REQUIRED WORK:
Using the listing below, determine the count of lines with the word "progress" and reply only with it.

───── EXTRACTED INFORMATION ─────

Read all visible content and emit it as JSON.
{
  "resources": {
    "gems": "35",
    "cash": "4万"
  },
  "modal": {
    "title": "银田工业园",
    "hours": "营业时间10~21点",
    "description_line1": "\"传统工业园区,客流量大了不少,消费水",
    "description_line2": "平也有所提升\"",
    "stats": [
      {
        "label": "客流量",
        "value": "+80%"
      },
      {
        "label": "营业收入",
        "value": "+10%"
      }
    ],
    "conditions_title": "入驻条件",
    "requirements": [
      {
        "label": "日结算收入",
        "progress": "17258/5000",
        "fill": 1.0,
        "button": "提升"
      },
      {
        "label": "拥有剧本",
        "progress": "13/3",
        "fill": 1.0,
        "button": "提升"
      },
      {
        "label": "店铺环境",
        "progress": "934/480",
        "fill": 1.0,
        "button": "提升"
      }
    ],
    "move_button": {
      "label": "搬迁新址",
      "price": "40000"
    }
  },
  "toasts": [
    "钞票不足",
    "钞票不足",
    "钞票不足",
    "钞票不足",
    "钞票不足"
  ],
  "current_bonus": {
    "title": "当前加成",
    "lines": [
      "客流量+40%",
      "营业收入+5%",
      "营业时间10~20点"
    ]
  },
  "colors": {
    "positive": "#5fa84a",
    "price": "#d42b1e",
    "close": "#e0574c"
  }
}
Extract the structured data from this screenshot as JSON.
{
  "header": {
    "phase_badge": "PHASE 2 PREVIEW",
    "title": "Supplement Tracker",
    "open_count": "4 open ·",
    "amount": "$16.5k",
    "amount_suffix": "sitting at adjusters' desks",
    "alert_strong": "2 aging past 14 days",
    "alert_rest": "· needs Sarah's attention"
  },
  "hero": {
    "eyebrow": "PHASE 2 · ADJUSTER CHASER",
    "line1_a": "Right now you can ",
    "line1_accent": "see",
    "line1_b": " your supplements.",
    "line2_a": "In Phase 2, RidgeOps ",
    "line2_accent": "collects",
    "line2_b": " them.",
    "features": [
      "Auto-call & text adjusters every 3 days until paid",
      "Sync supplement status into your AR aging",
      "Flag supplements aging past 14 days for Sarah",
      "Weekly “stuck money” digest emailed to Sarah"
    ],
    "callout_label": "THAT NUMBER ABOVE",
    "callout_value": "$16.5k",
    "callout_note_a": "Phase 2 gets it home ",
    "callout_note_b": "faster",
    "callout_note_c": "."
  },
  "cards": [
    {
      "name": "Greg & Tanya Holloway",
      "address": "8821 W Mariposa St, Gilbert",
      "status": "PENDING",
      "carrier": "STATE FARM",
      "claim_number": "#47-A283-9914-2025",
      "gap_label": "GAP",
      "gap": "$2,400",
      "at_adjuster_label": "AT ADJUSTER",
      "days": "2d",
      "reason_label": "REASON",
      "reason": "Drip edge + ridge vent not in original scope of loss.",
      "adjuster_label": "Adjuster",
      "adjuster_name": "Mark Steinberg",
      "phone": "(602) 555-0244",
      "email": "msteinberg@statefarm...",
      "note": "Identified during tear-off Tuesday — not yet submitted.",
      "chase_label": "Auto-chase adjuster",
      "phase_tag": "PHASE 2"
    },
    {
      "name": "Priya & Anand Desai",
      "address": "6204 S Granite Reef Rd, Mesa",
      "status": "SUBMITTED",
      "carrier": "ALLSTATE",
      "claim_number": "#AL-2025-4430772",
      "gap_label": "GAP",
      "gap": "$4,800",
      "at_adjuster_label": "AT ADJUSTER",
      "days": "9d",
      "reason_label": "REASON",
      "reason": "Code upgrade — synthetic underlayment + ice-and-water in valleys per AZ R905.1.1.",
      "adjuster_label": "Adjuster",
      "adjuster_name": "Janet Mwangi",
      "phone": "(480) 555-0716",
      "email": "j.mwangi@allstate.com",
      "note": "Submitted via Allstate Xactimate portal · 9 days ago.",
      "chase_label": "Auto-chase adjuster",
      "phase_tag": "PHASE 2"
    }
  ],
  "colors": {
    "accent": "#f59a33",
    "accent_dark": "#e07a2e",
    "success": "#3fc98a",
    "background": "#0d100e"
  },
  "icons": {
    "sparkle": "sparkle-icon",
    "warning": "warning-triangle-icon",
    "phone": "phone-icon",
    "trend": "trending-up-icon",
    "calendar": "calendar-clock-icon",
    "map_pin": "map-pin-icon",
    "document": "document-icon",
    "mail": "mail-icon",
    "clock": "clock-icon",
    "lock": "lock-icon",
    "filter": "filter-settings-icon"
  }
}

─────

WRITTEN SOLUTION:
3